Set down the records that follow exactly, every line of them.
-------- DATA --------
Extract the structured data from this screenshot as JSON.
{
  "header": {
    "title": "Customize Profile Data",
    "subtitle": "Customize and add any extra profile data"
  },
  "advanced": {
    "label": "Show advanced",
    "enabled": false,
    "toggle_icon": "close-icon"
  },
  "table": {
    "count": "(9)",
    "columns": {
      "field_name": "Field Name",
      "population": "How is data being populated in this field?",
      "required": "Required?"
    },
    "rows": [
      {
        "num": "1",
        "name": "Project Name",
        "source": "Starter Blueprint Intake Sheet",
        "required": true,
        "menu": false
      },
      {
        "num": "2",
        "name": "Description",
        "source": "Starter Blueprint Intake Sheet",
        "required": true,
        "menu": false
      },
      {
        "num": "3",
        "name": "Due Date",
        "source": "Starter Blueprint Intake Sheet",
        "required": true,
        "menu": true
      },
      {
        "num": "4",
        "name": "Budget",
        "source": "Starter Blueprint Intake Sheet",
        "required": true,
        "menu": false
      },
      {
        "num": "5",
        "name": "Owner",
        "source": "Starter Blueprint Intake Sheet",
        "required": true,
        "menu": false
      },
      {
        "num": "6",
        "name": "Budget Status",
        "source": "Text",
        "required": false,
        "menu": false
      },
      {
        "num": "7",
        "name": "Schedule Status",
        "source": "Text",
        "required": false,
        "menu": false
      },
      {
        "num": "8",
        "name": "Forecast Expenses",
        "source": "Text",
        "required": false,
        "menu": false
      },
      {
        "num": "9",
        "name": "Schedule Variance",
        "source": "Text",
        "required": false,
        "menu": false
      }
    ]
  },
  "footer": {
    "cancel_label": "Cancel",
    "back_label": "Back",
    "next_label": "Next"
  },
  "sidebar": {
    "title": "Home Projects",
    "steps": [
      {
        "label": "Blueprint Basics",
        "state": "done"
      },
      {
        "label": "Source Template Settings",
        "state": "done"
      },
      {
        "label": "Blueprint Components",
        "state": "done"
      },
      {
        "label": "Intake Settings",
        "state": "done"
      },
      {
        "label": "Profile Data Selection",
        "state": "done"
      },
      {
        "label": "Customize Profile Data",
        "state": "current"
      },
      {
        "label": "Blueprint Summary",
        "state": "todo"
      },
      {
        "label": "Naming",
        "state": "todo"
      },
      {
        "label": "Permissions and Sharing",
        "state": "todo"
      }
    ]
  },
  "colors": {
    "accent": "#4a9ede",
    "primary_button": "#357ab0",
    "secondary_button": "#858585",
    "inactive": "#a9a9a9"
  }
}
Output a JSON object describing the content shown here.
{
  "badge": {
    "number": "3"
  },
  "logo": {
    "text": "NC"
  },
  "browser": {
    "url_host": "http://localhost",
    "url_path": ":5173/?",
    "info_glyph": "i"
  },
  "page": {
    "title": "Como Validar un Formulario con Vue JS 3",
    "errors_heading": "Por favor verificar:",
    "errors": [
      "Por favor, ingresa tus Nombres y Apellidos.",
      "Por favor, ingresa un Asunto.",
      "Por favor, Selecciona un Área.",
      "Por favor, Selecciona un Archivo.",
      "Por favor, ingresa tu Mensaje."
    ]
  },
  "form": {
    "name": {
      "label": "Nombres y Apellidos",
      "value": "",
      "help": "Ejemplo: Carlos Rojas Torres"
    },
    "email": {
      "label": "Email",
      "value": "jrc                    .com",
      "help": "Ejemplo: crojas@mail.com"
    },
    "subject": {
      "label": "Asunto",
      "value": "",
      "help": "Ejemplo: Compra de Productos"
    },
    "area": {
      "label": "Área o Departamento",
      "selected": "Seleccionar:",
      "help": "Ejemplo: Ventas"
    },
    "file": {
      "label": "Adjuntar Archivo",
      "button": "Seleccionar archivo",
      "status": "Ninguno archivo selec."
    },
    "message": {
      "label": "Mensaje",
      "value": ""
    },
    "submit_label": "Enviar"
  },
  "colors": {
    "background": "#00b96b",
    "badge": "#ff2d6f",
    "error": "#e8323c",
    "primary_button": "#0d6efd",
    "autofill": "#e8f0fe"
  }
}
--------
WRITTEN SOLUTION:
Extract the structured data from this screenshot as JSON.
{
  "header": {
    "title": "Customize Profile Data",
    "subtitle": "Customize and add any extra profile data"
  },
  "advanced": {
    "label": "Show advanced",
    "enabled": false,
    "toggle_icon": "close-icon"
  },
  "table": {
    "count": "(9)",
    "columns": {
      "field_name": "Field Name",
      "population": "How is data being populated in this field?",
      "required": "Required?"
    },
    "rows": [
      {
        "num": "1",
        "name": "Project Name",
        "source": "Starter Blueprint Intake Sheet",
        "required": true,
        "menu": false
      },
      {
        "num": "2",
        "name": "Description",
        "source": "Starter Blueprint Intake Sheet",
        "required": true,
        "menu": false
      },
      {
        "num": "3",
        "name": "Due Date",
        "source": "Starter Blueprint Intake Sheet",
        "required": true,
        "menu": true
      },
      {
        "num": "4",
        "name": "Budget",
        "source": "Starter Blueprint Intake Sheet",
        "required": true,
        "menu": false
      },
      {
        "num": "5",
        "name": "Owner",
        "source": "Starter Blueprint Intake Sheet",
        "required": true,
        "menu": false
      },
      {
        "num": "6",
        "name": "Budget Status",
        "source": "Text",
        "required": false,
        "menu": false
      },
      {
        "num": "7",
        "name": "Schedule Status",
        "source": "Text",
        "required": false,
        "menu": false
      },
      {
        "num": "8",
        "name": "Forecast Expenses",
        "source": "Text",
        "required": false,
        "menu": false
      },
      {
        "num": "9",
        "name": "Schedule Variance",
        "source": "Text",
        "required": false,
        "menu": false
      }
    ]
  },
  "footer": {
    "cancel_label": "Cancel",
    "back_label": "Back",
    "next_label": "Next"
  },
  "sidebar": {
    "title": "Home Projects",
    "steps": [
      {
        "label": "Blueprint Basics",
        "state": "done"
      },
      {
        "label": "Source Template Settings",
        "state": "done"
      },
      {
        "label": "Blueprint Components",
        "state": "done"
      },
      {
        "label": "Intake Settings",
        "state": "done"
      },
      {
        "label": "Profile Data Selection",
        "state": "done"
      },
      {
        "label": "Customize Profile Data",
        "state": "current"
      },
      {
        "label": "Blueprint Summary",
        "state": "todo"
      },
      {
        "label": "Naming",
        "state": "todo"
      },
      {
        "label": "Permissions and Sharing",
        "state": "todo"
      }
    ]
  },
  "colors": {
    "accent": "#4a9ede",
    "primary_button": "#357ab0",
    "secondary_button": "#858585",
    "inactive": "#a9a9a9"
  }
}
Output a JSON object describing the content shown here.
{
  "badge": {
    "number": "3"
  },
  "logo": {
    "text": "NC"
  },
  "browser": {
    "url_host": "http://localhost",
    "url_path": ":5173/?",
    "info_glyph": "i"
  },
  "page": {
    "title": "Como Validar un Formulario con Vue JS 3",
    "errors_heading": "Por favor verificar:",
    "errors": [
      "Por favor, ingresa tus Nombres y Apellidos.",
      "Por favor, ingresa un Asunto.",
      "Por favor, Selecciona un Área.",
      "Por favor, Selecciona un Archivo.",
      "Por favor, ingresa tu Mensaje."
    ]
  },
  "form": {
    "name": {
      "label": "Nombres y Apellidos",
      "value": "",
      "help": "Ejemplo: Carlos Rojas Torres"
    },
    "email": {
      "label": "Email",
      "value": "jrc                    .com",
      "help": "Ejemplo: crojas@mail.com"
    },
    "subject": {
      "label": "Asunto",
      "value": "",
      "help": "Ejemplo: Compra de Productos"
    },
    "area": {
      "label": "Área o Departamento",
      "selected": "Seleccionar:",
      "help": "Ejemplo: Ventas"
    },
    "file": {
      "label": "Adjuntar Archivo",
      "button": "Seleccionar archivo",
      "status": "Ninguno archivo selec."
    },
    "message": {
      "label": "Mensaje",
      "value": ""
    },
    "submit_label": "Enviar"
  },
  "colors": {
    "background": "#00b96b",
    "badge": "#ff2d6f",
    "error": "#e8323c",
    "primary_button": "#0d6efd",
    "autofill": "#e8f0fe"
  }
}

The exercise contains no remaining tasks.